THE NEW PAPER
OCTOBER 23, 2004
Seriously, don't mock us!
Young PAP members out to stir debate with radical 'bill' to lower voting
and marriage age
By Josephine Chew
IF this NSman had his way, his 19-year-old cousin would be able to
vote in the next general elections.
Said Mr Mervyn Sek, 25: 'If you can use a rifle to kill at this age,
then you should have the ability to think and exercise your right to
make a choice, and be engaged in your country's future.'
The Mindef officer and Young PAP (YP) member feels so passionately
about this that he helped to draft a radical 'parliamentary bill' on
behalf of the 'Ministry of Youth'.
Tomorrow, Parliament House will see his 10-member team sparring
against 10 'Government Parliamentary Committee (GPC)' members who will
speak against the bill, which seeks to lower the voting age to 18.
Its other proposals include compulsory secondary school education and
the right to marry without parental consent after 18.
Both groups in this mock 'parliamentary debate' are from the
Northwest District YP.
And in the four weeks that they got to prepare for it, the 20 YP
members, aged 19 to 32, have worked hard.
Lawyer Nicholas Lazarus, 32, who is on the GPC team, had only less
than five hours of sleep on some nights because he had to juggle his
career as well as his 'CCA in politics'.
'I've seen my girlfriend maybe once in two weeks, and she has been
complaining. But thank goodness she understands that it's important to
me even if it is a mock-up,' said the litigator at Justicious Law
'It's all part of being politically engaged and responsible to enact
When The New Paper asked debate participants about their views on the
bill, they all immediately launched into detailed arguments to support
Said Mr Lazarus: 'There's no doubt that we need to try to get youths
more engaged in society - socially, politically and what not, and the
spirit of the bill attends to this need for a change in policy.
'However, from my perspective as a lawyer, one must be very careful
about enacting legislation because there are very serious consequences,
which is why I'm personally against many of the suggestions listed out
in the bill.'
On a lighter note, group member Fauzi Maidin, 25, an accounts
executive, said the experience itself made it all worthwhile.
'On a personal level, I don't agree with the basis, or possible
efficacy of the suggestions proposed. But it's definitely a step in the
right direction that we're all thinking about how to engage more people
in our age group.'
Mr Sek acknowledged that many of the suggestions were just meant to
'be controversial' and to stir debate.
'It's meant to be a debate, right? So we have to have something to
debate,' said the PSC teaching scholar with a laugh.
Material from the session is to be submitted to the Feedback Unit
'I think it's a very good platform to get our young people involved.
We're all very impressed at the initiative, and the competence. It's
definitely a good sign for Singapore's future,' said Mr Joseph Lee, YP
Northwest District Chairman.

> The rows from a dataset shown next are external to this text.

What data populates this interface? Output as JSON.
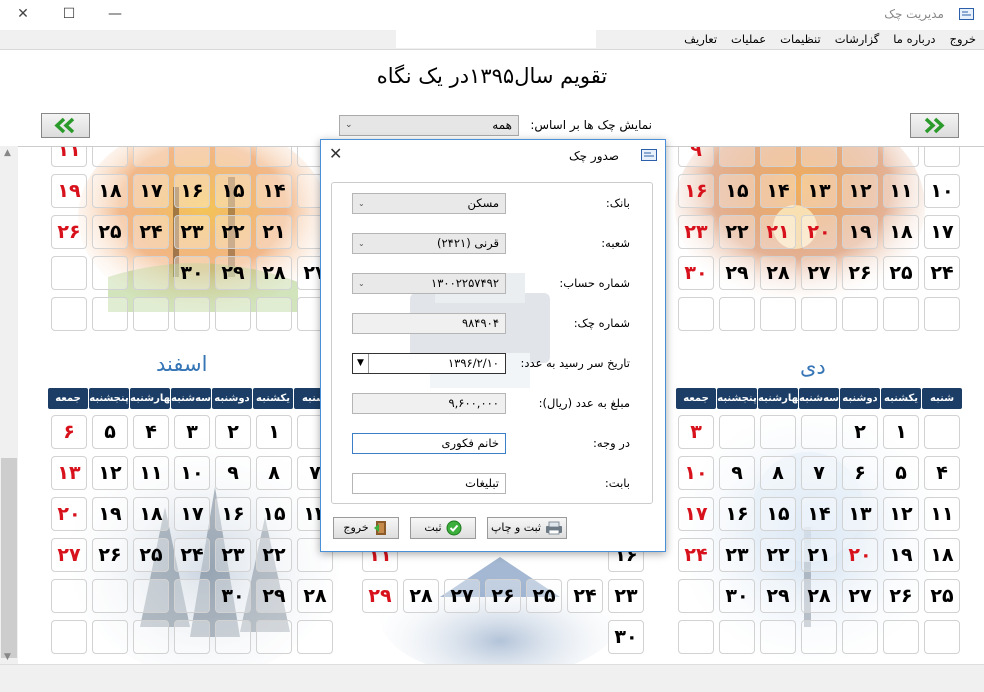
{
  "window": {
    "title": "مدیریت چک",
    "minimize_glyph": "—",
    "maximize_glyph": "☐",
    "close_glyph": "✕"
  },
  "menu": {
    "items": [
      "تعاریف",
      "عملیات",
      "تنظیمات",
      "گزارشات",
      "درباره ما",
      "خروج"
    ]
  },
  "page_title": "تقویم سال۱۳۹۵در یک نگاه",
  "filter": {
    "label": "نمایش چک ها بر اساس:",
    "value": "همه"
  },
  "calendars": {
    "weekdays": [
      "شنبه",
      "یکشنبه",
      "دوشنبه",
      "سه‌شنبه",
      "چهارشنبه",
      "پنجشنبه",
      "جمعه"
    ],
    "top_right_rows": [
      [
        "",
        "",
        "",
        "",
        "",
        "",
        "۹"
      ],
      [
        "۱۰",
        "۱۱",
        "۱۲",
        "۱۳",
        "۱۴",
        "۱۵",
        "۱۶"
      ],
      [
        "۱۷",
        "۱۸",
        "۱۹",
        "۲۰",
        "۲۱",
        "۲۲",
        "۲۳"
      ],
      [
        "۲۴",
        "۲۵",
        "۲۶",
        "۲۷",
        "۲۸",
        "۲۹",
        "۳۰"
      ],
      [
        "",
        "",
        "",
        "",
        "",
        "",
        ""
      ]
    ],
    "top_left_rows": [
      [
        "",
        "",
        "",
        "",
        "",
        "",
        "۱۱"
      ],
      [
        "",
        "۱۴",
        "۱۵",
        "۱۶",
        "۱۷",
        "۱۸",
        "۱۹"
      ],
      [
        "",
        "۲۱",
        "۲۲",
        "۲۳",
        "۲۴",
        "۲۵",
        "۲۶"
      ],
      [
        "۲۷",
        "۲۸",
        "۲۹",
        "۳۰",
        "",
        "",
        ""
      ],
      [
        "",
        "",
        "",
        "",
        "",
        "",
        ""
      ]
    ],
    "dey": {
      "name": "دی",
      "rows": [
        [
          "",
          "۱",
          "۲",
          "",
          "",
          "",
          "۳"
        ],
        [
          "۴",
          "۵",
          "۶",
          "۷",
          "۸",
          "۹",
          "۱۰"
        ],
        [
          "۱۱",
          "۱۲",
          "۱۳",
          "۱۴",
          "۱۵",
          "۱۶",
          "۱۷"
        ],
        [
          "۱۸",
          "۱۹",
          "۲۰",
          "۲۱",
          "۲۲",
          "۲۳",
          "۲۴"
        ],
        [
          "۲۵",
          "۲۶",
          "۲۷",
          "۲۸",
          "۲۹",
          "۳۰",
          ""
        ],
        [
          "",
          "",
          "",
          "",
          "",
          "",
          ""
        ]
      ]
    },
    "esfand": {
      "name": "اسفند",
      "rows": [
        [
          "",
          "۱",
          "۲",
          "۳",
          "۴",
          "۵",
          "۶"
        ],
        [
          "۷",
          "۸",
          "۹",
          "۱۰",
          "۱۱",
          "۱۲",
          "۱۳"
        ],
        [
          "۱۴",
          "۱۵",
          "۱۶",
          "۱۷",
          "۱۸",
          "۱۹",
          "۲۰"
        ],
        [
          "",
          "۲۲",
          "۲۳",
          "۲۴",
          "۲۵",
          "۲۶",
          "۲۷"
        ],
        [
          "۲۸",
          "۲۹",
          "۳۰",
          "",
          "",
          "",
          ""
        ],
        [
          "",
          "",
          "",
          "",
          "",
          "",
          ""
        ]
      ]
    },
    "bahman_visible": [
      [
        "۱۶",
        "",
        "",
        "",
        "",
        "",
        "۱۱"
      ],
      [
        "۲۳",
        "۲۴",
        "۲۵",
        "۲۶",
        "۲۷",
        "۲۸",
        "۲۹"
      ],
      [
        "۳۰",
        "",
        "",
        "",
        "",
        "",
        ""
      ]
    ],
    "red_highlight": [
      "۲۲",
      "۲۰",
      "۲۱"
    ]
  },
  "dialog": {
    "title": "صدور چک",
    "close_glyph": "✕",
    "fields": [
      {
        "label": "بانک:",
        "value": "مسکن",
        "kind": "combo"
      },
      {
        "label": "شعبه:",
        "value": "قرنی (۲۴۲۱)",
        "kind": "combo"
      },
      {
        "label": "شماره حساب:",
        "value": "۱۳۰۰۲۲۵۷۴۹۲",
        "kind": "combo"
      },
      {
        "label": "شماره چک:",
        "value": "۹۸۴۹۰۴",
        "kind": "ro"
      },
      {
        "label": "تاریخ سر رسید به عدد:",
        "value": "۱۳۹۶/۲/۱۰",
        "kind": "date"
      },
      {
        "label": "مبلغ به عدد (ریال):",
        "value": "۹,۶۰۰,۰۰۰",
        "kind": "ro"
      },
      {
        "label": "در وجه:",
        "value": "خانم فکوری",
        "kind": "focus"
      },
      {
        "label": "بابت:",
        "value": "تبلیغات",
        "kind": "text"
      }
    ],
    "buttons": {
      "print": "ثبت و چاپ",
      "save": "ثبت",
      "exit": "خروج"
    }
  },
  "colors": {
    "header_bg": "#1c3e66",
    "month_name": "#3776b6",
    "weekend_red": "#d8121c",
    "nav_arrow": "#2a9a2a"
  }
}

'The bill-writing group actually wrote an entire bill with the format
and legalese intact! We hope to spark a similar interest in other youths
out there who may feel that they can't make a difference.'
Copyright @ 2004 Singapore Press Holdings. All rights reserved.